Sitting on the shores of Crystal Lake, my mother’s friends were clutching the edges of their beach chairs with curiosity. The tale of the Common Core was gripping, an absolute cliff-hanger. What will Arne do next? What will Diane Ravitch say? If the way our system is designed isn’t working, what’s taking us so long to become competency-based? How will innovate school leaders get states to upgrade their information systems and assessment policies? I’m not joking — During vacation I’ve been asked daily for briefings on education, always starting with the Common Core, and have to eventually excuse myself because waves of questions just keep coming and coming.
In trying to tell the story of competency education, I realize I don’t really have a good elevator speech. Explanations are more of an adaptive process in which questions are asked and the answers open up new ways of thinking. But we don’t always have time for that.
Now we have help. On September 30th from 4 – 5:15 the Nellie Mae Education Foundation is sponsoring a webinar for the Frameworks Institute to share their findings from the Core Story of Education Project on how to best communicate a more complex vision of how learning happens, what disrupts it, and how to build a system that supports all children in reaching their full potential. . In a 75-minute webinar designed with the communication needs of education reform organizations in mind, FrameWorks will explore the findings and recommendations. They’ll walk us through questions such as:

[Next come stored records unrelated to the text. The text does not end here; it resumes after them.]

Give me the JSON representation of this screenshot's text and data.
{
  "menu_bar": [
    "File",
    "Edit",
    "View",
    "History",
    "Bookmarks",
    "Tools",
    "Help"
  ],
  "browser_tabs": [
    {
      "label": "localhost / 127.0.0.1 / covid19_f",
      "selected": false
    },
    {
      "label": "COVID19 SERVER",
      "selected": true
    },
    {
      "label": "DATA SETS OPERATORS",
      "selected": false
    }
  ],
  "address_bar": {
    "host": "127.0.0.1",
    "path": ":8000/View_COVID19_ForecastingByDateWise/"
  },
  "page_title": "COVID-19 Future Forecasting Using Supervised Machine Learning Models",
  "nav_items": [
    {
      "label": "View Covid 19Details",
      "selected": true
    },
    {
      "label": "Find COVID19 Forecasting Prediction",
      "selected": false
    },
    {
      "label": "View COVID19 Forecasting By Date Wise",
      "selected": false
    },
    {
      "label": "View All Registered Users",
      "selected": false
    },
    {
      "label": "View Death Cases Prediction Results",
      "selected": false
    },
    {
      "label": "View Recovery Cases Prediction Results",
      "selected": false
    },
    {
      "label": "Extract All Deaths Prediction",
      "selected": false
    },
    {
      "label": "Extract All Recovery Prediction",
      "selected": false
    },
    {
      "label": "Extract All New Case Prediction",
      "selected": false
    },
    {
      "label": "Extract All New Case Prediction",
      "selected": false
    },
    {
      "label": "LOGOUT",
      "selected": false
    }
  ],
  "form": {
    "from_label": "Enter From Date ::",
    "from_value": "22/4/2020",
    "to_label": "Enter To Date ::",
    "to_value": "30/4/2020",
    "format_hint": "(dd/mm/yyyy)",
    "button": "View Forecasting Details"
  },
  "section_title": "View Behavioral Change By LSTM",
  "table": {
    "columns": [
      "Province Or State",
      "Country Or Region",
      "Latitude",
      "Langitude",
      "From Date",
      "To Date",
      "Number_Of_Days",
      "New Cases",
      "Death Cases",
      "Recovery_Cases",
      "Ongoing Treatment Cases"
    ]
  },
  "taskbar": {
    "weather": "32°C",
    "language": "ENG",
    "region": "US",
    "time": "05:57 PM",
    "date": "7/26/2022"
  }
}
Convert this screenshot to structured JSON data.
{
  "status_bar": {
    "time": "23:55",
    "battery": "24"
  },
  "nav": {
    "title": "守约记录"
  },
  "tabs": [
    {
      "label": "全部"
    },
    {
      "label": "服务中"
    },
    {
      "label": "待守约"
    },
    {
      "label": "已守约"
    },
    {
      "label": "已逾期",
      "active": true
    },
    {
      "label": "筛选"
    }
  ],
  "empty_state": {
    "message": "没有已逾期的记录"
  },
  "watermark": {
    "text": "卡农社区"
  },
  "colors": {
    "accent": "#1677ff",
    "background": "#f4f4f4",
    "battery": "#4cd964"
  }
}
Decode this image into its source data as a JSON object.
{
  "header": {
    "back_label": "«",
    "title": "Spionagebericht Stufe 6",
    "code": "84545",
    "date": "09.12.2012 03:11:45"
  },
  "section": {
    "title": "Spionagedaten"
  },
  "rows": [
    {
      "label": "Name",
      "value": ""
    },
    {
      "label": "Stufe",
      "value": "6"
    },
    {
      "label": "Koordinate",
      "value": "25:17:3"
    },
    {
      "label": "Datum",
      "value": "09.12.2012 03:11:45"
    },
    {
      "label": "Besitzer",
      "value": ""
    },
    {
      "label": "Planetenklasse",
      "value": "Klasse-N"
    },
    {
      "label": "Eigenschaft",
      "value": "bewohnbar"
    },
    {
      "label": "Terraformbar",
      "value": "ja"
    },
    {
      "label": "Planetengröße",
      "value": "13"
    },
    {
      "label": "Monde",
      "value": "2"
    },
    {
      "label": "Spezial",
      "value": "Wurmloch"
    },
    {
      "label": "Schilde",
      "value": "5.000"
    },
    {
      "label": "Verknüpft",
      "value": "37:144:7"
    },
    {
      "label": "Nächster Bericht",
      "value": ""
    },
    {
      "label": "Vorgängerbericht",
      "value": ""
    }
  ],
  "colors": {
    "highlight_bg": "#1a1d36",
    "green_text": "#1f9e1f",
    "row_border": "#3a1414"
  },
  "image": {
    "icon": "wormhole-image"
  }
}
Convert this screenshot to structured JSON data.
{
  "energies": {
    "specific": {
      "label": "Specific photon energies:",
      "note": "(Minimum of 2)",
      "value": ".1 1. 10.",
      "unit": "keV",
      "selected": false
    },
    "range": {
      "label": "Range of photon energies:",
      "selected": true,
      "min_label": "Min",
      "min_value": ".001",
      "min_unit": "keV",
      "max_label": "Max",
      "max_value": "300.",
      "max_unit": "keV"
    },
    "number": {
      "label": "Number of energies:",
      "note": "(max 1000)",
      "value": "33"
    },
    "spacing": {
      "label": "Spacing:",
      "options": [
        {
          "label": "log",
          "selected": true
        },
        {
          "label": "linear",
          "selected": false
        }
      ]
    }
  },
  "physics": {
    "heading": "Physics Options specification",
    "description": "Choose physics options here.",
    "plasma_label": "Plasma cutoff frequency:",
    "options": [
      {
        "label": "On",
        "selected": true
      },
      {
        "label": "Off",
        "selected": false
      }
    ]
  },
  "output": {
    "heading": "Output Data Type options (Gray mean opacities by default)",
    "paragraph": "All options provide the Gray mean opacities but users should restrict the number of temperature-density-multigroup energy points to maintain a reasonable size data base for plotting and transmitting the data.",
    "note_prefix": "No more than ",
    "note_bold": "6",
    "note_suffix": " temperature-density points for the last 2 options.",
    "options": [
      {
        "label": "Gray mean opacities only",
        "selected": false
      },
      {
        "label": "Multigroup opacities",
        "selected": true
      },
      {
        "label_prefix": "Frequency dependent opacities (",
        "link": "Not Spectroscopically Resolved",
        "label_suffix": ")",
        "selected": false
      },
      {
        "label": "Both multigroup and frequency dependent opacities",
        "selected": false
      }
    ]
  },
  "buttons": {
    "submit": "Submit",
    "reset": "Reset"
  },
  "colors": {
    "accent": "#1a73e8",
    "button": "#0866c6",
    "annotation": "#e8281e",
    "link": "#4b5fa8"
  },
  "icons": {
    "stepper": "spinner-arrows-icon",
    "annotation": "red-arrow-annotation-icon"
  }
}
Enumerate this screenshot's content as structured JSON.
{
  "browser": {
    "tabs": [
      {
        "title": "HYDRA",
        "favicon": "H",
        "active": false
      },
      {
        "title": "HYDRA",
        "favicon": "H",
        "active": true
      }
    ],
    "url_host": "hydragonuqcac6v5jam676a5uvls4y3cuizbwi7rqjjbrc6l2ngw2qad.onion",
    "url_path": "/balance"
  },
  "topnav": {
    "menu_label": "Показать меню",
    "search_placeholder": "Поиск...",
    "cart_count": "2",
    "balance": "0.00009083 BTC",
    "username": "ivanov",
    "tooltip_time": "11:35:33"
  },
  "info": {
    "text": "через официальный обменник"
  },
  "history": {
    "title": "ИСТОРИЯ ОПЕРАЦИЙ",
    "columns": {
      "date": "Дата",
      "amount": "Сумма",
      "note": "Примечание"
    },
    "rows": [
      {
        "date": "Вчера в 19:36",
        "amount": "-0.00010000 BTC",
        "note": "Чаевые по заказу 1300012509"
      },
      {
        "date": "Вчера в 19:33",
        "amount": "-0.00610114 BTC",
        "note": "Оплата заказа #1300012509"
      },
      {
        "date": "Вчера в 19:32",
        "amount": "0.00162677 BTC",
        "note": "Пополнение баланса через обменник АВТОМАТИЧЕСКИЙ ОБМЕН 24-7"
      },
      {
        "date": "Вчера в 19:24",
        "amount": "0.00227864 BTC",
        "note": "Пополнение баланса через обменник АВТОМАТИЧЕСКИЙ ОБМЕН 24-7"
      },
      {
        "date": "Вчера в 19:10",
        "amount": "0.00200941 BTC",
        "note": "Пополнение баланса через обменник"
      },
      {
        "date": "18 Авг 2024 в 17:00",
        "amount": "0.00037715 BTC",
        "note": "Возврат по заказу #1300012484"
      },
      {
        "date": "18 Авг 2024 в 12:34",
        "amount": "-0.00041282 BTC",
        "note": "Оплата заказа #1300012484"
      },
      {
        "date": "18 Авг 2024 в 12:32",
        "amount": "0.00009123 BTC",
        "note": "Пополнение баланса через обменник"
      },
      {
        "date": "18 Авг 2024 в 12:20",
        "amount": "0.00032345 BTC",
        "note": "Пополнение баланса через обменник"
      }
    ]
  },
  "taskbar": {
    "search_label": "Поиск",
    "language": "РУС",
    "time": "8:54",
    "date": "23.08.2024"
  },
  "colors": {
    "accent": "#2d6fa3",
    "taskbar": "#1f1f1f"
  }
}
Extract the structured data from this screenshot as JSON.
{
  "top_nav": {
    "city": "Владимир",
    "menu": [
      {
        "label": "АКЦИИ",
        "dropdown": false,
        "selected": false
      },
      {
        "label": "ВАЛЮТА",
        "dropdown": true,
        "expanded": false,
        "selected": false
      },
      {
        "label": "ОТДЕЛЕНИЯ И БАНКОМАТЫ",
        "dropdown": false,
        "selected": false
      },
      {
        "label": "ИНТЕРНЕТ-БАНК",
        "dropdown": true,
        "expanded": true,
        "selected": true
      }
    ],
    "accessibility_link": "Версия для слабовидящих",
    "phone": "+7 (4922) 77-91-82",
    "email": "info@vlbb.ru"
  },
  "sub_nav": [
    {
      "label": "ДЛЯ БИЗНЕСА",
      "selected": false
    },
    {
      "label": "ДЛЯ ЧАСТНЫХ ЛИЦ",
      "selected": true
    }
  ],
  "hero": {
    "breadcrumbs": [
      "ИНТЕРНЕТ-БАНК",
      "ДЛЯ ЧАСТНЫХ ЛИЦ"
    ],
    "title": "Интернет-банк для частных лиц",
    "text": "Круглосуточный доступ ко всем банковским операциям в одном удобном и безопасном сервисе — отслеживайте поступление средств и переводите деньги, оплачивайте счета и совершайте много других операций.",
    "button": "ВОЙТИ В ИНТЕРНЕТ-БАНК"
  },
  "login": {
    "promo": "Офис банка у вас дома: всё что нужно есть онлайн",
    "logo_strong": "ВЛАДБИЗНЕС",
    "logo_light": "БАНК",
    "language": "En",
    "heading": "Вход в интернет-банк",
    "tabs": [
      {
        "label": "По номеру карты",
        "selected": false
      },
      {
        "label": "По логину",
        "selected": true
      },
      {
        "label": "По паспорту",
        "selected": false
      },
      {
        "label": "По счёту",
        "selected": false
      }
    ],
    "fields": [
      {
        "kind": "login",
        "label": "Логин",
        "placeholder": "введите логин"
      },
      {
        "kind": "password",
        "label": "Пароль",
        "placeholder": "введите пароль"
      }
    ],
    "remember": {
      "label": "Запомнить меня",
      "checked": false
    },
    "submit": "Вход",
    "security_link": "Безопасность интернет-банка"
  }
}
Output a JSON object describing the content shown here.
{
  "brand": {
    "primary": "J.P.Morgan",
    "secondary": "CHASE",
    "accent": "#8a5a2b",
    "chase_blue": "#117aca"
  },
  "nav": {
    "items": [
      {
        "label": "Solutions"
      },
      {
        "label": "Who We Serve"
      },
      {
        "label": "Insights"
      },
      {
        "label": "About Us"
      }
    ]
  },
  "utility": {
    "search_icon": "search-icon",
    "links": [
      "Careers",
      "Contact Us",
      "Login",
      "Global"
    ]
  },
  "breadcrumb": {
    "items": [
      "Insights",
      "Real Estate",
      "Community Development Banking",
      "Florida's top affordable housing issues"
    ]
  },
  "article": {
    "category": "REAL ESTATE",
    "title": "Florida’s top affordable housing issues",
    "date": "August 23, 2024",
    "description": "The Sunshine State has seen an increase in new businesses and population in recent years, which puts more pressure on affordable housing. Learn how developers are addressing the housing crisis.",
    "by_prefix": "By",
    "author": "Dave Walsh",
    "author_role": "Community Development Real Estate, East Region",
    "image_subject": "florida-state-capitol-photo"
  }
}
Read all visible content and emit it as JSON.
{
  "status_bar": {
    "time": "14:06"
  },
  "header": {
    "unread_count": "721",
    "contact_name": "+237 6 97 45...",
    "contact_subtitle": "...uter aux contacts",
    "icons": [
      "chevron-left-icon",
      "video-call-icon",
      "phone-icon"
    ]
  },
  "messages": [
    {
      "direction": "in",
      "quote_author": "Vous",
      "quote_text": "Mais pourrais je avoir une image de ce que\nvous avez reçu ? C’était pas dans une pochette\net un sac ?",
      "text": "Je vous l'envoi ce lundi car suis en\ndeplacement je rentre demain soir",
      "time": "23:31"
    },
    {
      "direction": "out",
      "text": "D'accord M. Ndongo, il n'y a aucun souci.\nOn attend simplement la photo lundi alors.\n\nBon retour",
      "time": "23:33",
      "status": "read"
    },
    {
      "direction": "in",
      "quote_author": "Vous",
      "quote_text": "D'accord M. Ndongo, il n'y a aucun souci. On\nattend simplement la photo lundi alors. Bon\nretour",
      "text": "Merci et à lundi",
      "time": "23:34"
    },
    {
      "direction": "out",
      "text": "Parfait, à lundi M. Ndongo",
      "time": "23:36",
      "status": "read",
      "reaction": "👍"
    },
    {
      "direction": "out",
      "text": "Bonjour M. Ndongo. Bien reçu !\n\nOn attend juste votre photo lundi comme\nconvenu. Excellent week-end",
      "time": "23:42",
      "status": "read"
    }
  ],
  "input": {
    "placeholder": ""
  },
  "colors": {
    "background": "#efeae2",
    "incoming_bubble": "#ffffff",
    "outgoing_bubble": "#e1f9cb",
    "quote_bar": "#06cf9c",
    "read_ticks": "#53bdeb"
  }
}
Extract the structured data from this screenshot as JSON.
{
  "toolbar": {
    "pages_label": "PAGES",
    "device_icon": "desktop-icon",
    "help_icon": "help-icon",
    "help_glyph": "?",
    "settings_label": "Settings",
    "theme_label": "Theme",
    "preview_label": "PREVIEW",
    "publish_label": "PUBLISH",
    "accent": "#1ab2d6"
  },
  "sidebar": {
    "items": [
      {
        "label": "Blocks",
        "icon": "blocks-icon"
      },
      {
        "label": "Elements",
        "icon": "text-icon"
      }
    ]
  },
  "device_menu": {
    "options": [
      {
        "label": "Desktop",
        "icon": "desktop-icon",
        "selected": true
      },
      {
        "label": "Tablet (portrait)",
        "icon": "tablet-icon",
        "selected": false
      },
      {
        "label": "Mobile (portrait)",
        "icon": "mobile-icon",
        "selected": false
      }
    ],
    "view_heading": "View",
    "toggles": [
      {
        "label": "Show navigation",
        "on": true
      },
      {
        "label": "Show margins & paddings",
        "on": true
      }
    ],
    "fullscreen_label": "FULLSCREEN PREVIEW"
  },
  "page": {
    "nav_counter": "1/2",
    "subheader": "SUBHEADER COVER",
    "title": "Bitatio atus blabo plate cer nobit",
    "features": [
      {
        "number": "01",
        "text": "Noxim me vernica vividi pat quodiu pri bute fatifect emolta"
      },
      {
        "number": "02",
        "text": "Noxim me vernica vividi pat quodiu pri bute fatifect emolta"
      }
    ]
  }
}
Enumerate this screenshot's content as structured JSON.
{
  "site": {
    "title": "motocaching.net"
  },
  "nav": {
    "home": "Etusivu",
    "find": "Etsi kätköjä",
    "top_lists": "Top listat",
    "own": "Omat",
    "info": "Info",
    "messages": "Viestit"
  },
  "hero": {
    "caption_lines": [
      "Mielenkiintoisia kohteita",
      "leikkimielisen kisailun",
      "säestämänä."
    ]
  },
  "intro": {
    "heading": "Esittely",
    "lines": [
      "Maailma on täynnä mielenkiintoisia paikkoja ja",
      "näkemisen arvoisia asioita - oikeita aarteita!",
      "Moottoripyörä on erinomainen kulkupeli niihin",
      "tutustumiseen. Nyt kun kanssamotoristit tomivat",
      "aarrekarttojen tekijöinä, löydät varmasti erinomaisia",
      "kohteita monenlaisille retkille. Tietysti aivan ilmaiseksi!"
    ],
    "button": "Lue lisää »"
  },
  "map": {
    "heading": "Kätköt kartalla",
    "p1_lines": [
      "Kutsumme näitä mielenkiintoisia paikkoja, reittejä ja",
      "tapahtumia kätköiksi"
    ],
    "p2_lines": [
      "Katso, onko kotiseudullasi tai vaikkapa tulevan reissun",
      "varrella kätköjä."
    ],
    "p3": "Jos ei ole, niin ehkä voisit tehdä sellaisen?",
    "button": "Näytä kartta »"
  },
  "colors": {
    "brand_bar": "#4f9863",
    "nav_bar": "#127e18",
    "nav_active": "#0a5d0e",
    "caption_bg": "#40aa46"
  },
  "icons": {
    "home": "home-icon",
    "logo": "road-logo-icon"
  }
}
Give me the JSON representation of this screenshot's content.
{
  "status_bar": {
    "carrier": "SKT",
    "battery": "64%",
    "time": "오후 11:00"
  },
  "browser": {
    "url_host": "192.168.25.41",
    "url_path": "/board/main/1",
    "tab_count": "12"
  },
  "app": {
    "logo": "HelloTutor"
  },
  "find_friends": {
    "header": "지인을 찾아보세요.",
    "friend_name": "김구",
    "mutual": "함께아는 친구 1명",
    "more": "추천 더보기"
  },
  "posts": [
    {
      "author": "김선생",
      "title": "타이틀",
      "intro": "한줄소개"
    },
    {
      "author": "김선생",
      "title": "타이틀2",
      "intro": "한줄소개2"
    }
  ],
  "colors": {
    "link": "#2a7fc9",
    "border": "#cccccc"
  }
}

- How can the case for meaningful education reform be infused with a story?
- How would we know we had a good story?
- How might it help education advocates explain what we know about what works to people who need to make sound decisions about public policies in their communities?